Stepping off the stage, Hannon breaks the fourth wall and shares with us a voice note hastily recorded, in suboptimal conditions, to prevent losing the idea into the ether. The song is almost as absurd as the concept; a theme tune jingle melody for a fictional sitcom documenting the hilarity that might ensue if we were to follow musical Avant Gardists Philip Glass and Steve Reich around New York City whilst they carried out their day jobs. It starts as a simple vocal line in the round, propped up with insistent hand claps which then overlaps and clashes and collides with itself. Referencing the methodology of the titular characters, the track morphs into a further exploration of the melody on marimbas, probably six of them, then expands and grows further still via piano, adding violins and bursting into a huge sounding male voice choir, repeating the title of the show, ‘Phillip and Steve’s Furniture Removal Company’. I challenge anyone to deny the ohrwurm power of this contradictingly complex yet simple melody. If there’s a crowdfunding campaign to get this show to fruition, I’m in.
‘Opportunity Knox’ takes us back to the theatre and treats us to a genuinely hilarious tale, skilfully told, of a character so desperate for work, they murder someone in order to take their job. The account follows the investigation by the police and has some wonderful jokes. “That isn’t blood/It’s ink” is a lovely punchline. Any more on this one will be considered a spoiler.
‘After the Lord Mayor’s Show, Comes the Donkey Cart’ is stoic yet uplifting. The penultimate track taking responsibility for beginning to close down and wrap up the album. The title is an idiom you might not be familiar with. It references an underwhelming ending following climactic pageantry. Once you’ve seen the parade, the only thing left is to watch people clean up horse manure. There’s a metaphor in there which has been the leitmotif throughout the record and is carried over the threshold into the album’s sombre closer.
The spirit of Scott Walker is once again invoked on the album’s final cut, ‘When the Working Day is Done’. Sinister and cinematic in equal measure, this capstone piece leads, follows and finishes with a persistent military march-like rhythm pushing and guiding the listener through the drudgery of the all-too-familiar narrative circumstance. This reflective track is home to, what is for me, the single most accurate lyrical representation of the record’s enduring theme; “We give and get nothing back.” A perfect soundbite to chew on as the album finishes.
With this record, Hannon has found a number of delightful ways to encourage internal musings on where it all went wrong with the world. The 80’s was a prosperous time for many. Perhaps the last ‘good’ time he remembers. It was hopeful if nothing else. Now look at the mess we have. What even do we have? All we do is work and die and occasionally we love and laugh.

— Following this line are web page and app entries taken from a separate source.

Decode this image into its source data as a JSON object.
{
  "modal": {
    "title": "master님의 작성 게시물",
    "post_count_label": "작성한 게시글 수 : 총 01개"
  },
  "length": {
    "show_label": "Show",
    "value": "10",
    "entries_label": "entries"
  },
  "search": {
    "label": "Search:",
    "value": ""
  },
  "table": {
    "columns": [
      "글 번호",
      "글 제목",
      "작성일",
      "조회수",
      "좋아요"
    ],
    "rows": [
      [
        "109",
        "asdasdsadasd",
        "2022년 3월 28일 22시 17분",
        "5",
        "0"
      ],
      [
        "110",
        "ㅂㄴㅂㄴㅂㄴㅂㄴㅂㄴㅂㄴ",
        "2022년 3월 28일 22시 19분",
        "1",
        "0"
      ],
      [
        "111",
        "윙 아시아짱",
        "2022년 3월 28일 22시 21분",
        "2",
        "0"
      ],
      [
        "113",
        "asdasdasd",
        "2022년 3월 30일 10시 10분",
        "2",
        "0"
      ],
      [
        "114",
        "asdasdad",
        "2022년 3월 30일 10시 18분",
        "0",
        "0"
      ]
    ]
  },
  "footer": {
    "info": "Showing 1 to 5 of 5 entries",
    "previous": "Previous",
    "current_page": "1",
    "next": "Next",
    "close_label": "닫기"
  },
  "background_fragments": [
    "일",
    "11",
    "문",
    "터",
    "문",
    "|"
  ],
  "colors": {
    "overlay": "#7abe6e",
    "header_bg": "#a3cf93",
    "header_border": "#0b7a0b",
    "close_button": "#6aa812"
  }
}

It’s the latter of the two that I think we’re encouraged to embrace in this album.
In Office Politics, Hannon has once again given a much deeper meaning to the mundane situations and events in his fables. Outside the theatrical concept album format, stripped of studio trickery, meticulous arrangements and grandiose performances, there is, at its core an eternally true everyman message. If these songs aren’t clear in their sentiments, then I would ask you to consider this apt verse from Eric Idle, a man without whom, an album like this simply couldn’t exist. “Life’s a piece of shit/When you look at it/Life’s a laugh and death’s a joke it’s true/You’ll see it’s all a show/Keep ’em laughing as you go/Just remember that the last laugh is on you/And/Always look on the bright side of life.”
Office Politics is released on June 7th through Divine Comedy Records.